[Interface dataset entries]

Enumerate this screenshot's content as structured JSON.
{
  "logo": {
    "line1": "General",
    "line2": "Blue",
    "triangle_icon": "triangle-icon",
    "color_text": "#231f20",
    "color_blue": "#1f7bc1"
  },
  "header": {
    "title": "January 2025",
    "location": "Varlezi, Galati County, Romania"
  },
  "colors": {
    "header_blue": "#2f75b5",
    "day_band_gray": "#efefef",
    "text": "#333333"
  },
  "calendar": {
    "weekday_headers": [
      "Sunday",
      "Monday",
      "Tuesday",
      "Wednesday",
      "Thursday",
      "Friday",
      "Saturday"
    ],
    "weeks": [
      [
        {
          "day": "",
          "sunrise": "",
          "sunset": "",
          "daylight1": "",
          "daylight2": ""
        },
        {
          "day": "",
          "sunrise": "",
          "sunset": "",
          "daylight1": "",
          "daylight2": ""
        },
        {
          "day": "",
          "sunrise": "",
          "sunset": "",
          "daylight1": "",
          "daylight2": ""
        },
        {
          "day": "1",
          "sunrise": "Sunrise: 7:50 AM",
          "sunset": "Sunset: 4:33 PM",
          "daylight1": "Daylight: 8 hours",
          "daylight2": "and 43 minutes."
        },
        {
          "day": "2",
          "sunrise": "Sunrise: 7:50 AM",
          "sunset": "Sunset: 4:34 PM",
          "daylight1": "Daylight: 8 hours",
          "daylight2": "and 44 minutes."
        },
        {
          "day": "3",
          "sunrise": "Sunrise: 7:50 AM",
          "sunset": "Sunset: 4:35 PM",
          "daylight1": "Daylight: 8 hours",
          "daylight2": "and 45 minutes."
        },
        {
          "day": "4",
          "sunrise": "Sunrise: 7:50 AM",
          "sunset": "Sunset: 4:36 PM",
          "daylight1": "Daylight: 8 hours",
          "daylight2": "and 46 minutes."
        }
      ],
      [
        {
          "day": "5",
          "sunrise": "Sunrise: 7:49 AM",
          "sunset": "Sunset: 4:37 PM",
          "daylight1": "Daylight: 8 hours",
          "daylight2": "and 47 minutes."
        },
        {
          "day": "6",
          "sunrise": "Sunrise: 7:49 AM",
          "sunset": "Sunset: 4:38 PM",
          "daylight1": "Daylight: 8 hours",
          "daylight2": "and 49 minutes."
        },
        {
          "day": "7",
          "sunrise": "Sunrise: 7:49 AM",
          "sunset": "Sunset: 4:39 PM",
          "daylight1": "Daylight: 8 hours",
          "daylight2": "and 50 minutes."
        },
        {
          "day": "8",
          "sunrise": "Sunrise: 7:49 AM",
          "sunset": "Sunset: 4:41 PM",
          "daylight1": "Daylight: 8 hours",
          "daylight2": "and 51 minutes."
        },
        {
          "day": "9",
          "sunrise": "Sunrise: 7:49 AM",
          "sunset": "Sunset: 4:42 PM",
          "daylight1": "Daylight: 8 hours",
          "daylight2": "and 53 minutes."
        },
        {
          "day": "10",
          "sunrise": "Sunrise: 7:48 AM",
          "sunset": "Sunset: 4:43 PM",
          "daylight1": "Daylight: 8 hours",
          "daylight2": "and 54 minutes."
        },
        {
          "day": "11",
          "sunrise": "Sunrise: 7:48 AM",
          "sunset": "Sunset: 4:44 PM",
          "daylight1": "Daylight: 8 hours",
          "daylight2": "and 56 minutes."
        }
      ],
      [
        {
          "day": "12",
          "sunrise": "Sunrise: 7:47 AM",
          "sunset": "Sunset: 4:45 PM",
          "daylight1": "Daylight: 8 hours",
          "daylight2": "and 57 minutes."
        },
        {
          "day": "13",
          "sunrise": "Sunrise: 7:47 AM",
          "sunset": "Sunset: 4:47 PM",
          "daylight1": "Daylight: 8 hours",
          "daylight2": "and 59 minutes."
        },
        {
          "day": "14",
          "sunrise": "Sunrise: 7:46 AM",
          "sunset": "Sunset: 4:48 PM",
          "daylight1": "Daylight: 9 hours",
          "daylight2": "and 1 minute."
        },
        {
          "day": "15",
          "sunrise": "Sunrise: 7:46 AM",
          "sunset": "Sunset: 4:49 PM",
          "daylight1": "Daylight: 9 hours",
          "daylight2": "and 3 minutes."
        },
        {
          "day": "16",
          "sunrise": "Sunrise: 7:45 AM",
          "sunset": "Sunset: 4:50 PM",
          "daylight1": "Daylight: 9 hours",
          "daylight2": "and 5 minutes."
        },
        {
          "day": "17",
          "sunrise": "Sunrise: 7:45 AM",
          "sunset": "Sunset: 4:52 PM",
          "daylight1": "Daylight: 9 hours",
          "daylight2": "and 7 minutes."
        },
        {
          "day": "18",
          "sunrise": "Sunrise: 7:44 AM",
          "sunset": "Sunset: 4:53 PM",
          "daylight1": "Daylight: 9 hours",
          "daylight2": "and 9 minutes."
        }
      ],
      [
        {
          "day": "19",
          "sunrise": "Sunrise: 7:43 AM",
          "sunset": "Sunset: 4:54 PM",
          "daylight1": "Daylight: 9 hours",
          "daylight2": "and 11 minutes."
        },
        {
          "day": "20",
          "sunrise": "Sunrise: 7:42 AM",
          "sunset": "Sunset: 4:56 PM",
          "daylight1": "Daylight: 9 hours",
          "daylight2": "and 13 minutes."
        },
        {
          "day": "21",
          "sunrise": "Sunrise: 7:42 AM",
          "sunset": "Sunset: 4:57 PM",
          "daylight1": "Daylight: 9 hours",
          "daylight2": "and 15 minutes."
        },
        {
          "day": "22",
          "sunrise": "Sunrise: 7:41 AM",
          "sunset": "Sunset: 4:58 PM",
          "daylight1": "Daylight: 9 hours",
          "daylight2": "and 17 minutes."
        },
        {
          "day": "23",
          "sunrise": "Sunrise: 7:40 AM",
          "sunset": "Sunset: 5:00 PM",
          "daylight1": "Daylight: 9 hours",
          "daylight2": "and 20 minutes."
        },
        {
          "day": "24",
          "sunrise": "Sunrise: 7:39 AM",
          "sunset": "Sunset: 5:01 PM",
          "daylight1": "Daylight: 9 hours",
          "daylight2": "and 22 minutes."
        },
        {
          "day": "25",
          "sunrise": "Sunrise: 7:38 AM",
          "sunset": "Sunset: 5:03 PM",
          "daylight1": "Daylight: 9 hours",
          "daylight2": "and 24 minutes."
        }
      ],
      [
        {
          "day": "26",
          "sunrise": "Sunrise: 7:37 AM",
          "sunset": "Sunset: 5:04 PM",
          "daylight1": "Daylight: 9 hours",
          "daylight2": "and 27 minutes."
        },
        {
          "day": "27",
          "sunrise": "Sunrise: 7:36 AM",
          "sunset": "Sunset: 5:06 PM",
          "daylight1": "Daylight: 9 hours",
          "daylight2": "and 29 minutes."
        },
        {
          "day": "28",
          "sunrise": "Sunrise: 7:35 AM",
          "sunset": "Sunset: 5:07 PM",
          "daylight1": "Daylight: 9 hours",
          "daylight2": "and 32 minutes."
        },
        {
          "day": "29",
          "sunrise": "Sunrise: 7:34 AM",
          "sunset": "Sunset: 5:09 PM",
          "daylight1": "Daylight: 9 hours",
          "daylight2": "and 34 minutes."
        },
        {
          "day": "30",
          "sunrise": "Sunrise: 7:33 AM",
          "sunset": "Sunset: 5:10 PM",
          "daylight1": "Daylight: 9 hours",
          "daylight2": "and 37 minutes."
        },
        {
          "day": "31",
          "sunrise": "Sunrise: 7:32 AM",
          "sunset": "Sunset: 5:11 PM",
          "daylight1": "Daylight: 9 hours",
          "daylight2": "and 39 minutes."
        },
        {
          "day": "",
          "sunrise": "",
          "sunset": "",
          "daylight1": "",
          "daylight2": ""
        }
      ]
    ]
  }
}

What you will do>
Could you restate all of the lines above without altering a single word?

Response area>
Enumerate this screenshot's content as structured JSON.
{
  "logo": {
    "line1": "General",
    "line2": "Blue",
    "triangle_icon": "triangle-icon",
    "color_text": "#231f20",
    "color_blue": "#1f7bc1"
  },
  "header": {
    "title": "January 2025",
    "location": "Varlezi, Galati County, Romania"
  },
  "colors": {
    "header_blue": "#2f75b5",
    "day_band_gray": "#efefef",
    "text": "#333333"
  },
  "calendar": {
    "weekday_headers": [
      "Sunday",
      "Monday",
      "Tuesday",
      "Wednesday",
      "Thursday",
      "Friday",
      "Saturday"
    ],
    "weeks": [
      [
        {
          "day": "",
          "sunrise": "",
          "sunset": "",
          "daylight1": "",
          "daylight2": ""
        },
        {
          "day": "",
          "sunrise": "",
          "sunset": "",
          "daylight1": "",
          "daylight2": ""
        },
        {
          "day": "",
          "sunrise": "",
          "sunset": "",
          "daylight1": "",
          "daylight2": ""
        },
        {
          "day": "1",
          "sunrise": "Sunrise: 7:50 AM",
          "sunset": "Sunset: 4:33 PM",
          "daylight1": "Daylight: 8 hours",
          "daylight2": "and 43 minutes."
        },
        {
          "day": "2",
          "sunrise": "Sunrise: 7:50 AM",
          "sunset": "Sunset: 4:34 PM",
          "daylight1": "Daylight: 8 hours",
          "daylight2": "and 44 minutes."
        },
        {
          "day": "3",
          "sunrise": "Sunrise: 7:50 AM",
          "sunset": "Sunset: 4:35 PM",
          "daylight1": "Daylight: 8 hours",
          "daylight2": "and 45 minutes."
        },
        {
          "day": "4",
          "sunrise": "Sunrise: 7:50 AM",
          "sunset": "Sunset: 4:36 PM",
          "daylight1": "Daylight: 8 hours",
          "daylight2": "and 46 minutes."
        }
      ],
      [
        {
          "day": "5",
          "sunrise": "Sunrise: 7:49 AM",
          "sunset": "Sunset: 4:37 PM",
          "daylight1": "Daylight: 8 hours",
          "daylight2": "and 47 minutes."
        },
        {
          "day": "6",
          "sunrise": "Sunrise: 7:49 AM",
          "sunset": "Sunset: 4:38 PM",
          "daylight1": "Daylight: 8 hours",
          "daylight2": "and 49 minutes."
        },
        {
          "day": "7",
          "sunrise": "Sunrise: 7:49 AM",
          "sunset": "Sunset: 4:39 PM",
          "daylight1": "Daylight: 8 hours",
          "daylight2": "and 50 minutes."
        },
        {
          "day": "8",
          "sunrise": "Sunrise: 7:49 AM",
          "sunset": "Sunset: 4:41 PM",
          "daylight1": "Daylight: 8 hours",
          "daylight2": "and 51 minutes."
        },
        {
          "day": "9",
          "sunrise": "Sunrise: 7:49 AM",
          "sunset": "Sunset: 4:42 PM",
          "daylight1": "Daylight: 8 hours",
          "daylight2": "and 53 minutes."
        },
        {
          "day": "10",
          "sunrise": "Sunrise: 7:48 AM",
          "sunset": "Sunset: 4:43 PM",
          "daylight1": "Daylight: 8 hours",
          "daylight2": "and 54 minutes."
        },
        {
          "day": "11",
          "sunrise": "Sunrise: 7:48 AM",
          "sunset": "Sunset: 4:44 PM",
          "daylight1": "Daylight: 8 hours",
          "daylight2": "and 56 minutes."
        }
      ],
      [
        {
          "day": "12",
          "sunrise": "Sunrise: 7:47 AM",
          "sunset": "Sunset: 4:45 PM",
          "daylight1": "Daylight: 8 hours",
          "daylight2": "and 57 minutes."
        },
        {
          "day": "13",
          "sunrise": "Sunrise: 7:47 AM",
          "sunset": "Sunset: 4:47 PM",
          "daylight1": "Daylight: 8 hours",
          "daylight2": "and 59 minutes."
        },
        {
          "day": "14",
          "sunrise": "Sunrise: 7:46 AM",
          "sunset": "Sunset: 4:48 PM",
          "daylight1": "Daylight: 9 hours",
          "daylight2": "and 1 minute."
        },
        {
          "day": "15",
          "sunrise": "Sunrise: 7:46 AM",
          "sunset": "Sunset: 4:49 PM",
          "daylight1": "Daylight: 9 hours",
          "daylight2": "and 3 minutes."
        },
        {
          "day": "16",
          "sunrise": "Sunrise: 7:45 AM",
          "sunset": "Sunset: 4:50 PM",
          "daylight1": "Daylight: 9 hours",
          "daylight2": "and 5 minutes."
        },
        {
          "day": "17",
          "sunrise": "Sunrise: 7:45 AM",
          "sunset": "Sunset: 4:52 PM",
          "daylight1": "Daylight: 9 hours",
          "daylight2": "and 7 minutes."
        },
        {
          "day": "18",
          "sunrise": "Sunrise: 7:44 AM",
          "sunset": "Sunset: 4:53 PM",
          "daylight1": "Daylight: 9 hours",
          "daylight2": "and 9 minutes."
        }
      ],
      [
        {
          "day": "19",
          "sunrise": "Sunrise: 7:43 AM",
          "sunset": "Sunset: 4:54 PM",
          "daylight1": "Daylight: 9 hours",
          "daylight2": "and 11 minutes."
        },
        {
          "day": "20",
          "sunrise": "Sunrise: 7:42 AM",
          "sunset": "Sunset: 4:56 PM",
          "daylight1": "Daylight: 9 hours",
          "daylight2": "and 13 minutes."
        },
        {
          "day": "21",
          "sunrise": "Sunrise: 7:42 AM",
          "sunset": "Sunset: 4:57 PM",
          "daylight1": "Daylight: 9 hours",
          "daylight2": "and 15 minutes."
        },
        {
          "day": "22",
          "sunrise": "Sunrise: 7:41 AM",
          "sunset": "Sunset: 4:58 PM",
          "daylight1": "Daylight: 9 hours",
          "daylight2": "and 17 minutes."
        },
        {
          "day": "23",
          "sunrise": "Sunrise: 7:40 AM",
          "sunset": "Sunset: 5:00 PM",
          "daylight1": "Daylight: 9 hours",
          "daylight2": "and 20 minutes."
        },
        {
          "day": "24",
          "sunrise": "Sunrise: 7:39 AM",
          "sunset": "Sunset: 5:01 PM",
          "daylight1": "Daylight: 9 hours",
          "daylight2": "and 22 minutes."
        },
        {
          "day": "25",
          "sunrise": "Sunrise: 7:38 AM",
          "sunset": "Sunset: 5:03 PM",
          "daylight1": "Daylight: 9 hours",
          "daylight2": "and 24 minutes."
        }
      ],
      [
        {
          "day": "26",
          "sunrise": "Sunrise: 7:37 AM",
          "sunset": "Sunset: 5:04 PM",
          "daylight1": "Daylight: 9 hours",
          "daylight2": "and 27 minutes."
        },
        {
          "day": "27",
          "sunrise": "Sunrise: 7:36 AM",
          "sunset": "Sunset: 5:06 PM",
          "daylight1": "Daylight: 9 hours",
          "daylight2": "and 29 minutes."
        },
        {
          "day": "28",
          "sunrise": "Sunrise: 7:35 AM",
          "sunset": "Sunset: 5:07 PM",
          "daylight1": "Daylight: 9 hours",
          "daylight2": "and 32 minutes."
        },
        {
          "day": "29",
          "sunrise": "Sunrise: 7:34 AM",
          "sunset": "Sunset: 5:09 PM",
          "daylight1": "Daylight: 9 hours",
          "daylight2": "and 34 minutes."
        },
        {
          "day": "30",
          "sunrise": "Sunrise: 7:33 AM",
          "sunset": "Sunset: 5:10 PM",
          "daylight1": "Daylight: 9 hours",
          "daylight2": "and 37 minutes."
        },
        {
          "day": "31",
          "sunrise": "Sunrise: 7:32 AM",
          "sunset": "Sunset: 5:11 PM",
          "daylight1": "Daylight: 9 hours",
          "daylight2": "and 39 minutes."
        },
        {
          "day": "",
          "sunrise": "",
          "sunset": "",
          "daylight1": "",
          "daylight2": ""
        }
      ]
    ]
  }
}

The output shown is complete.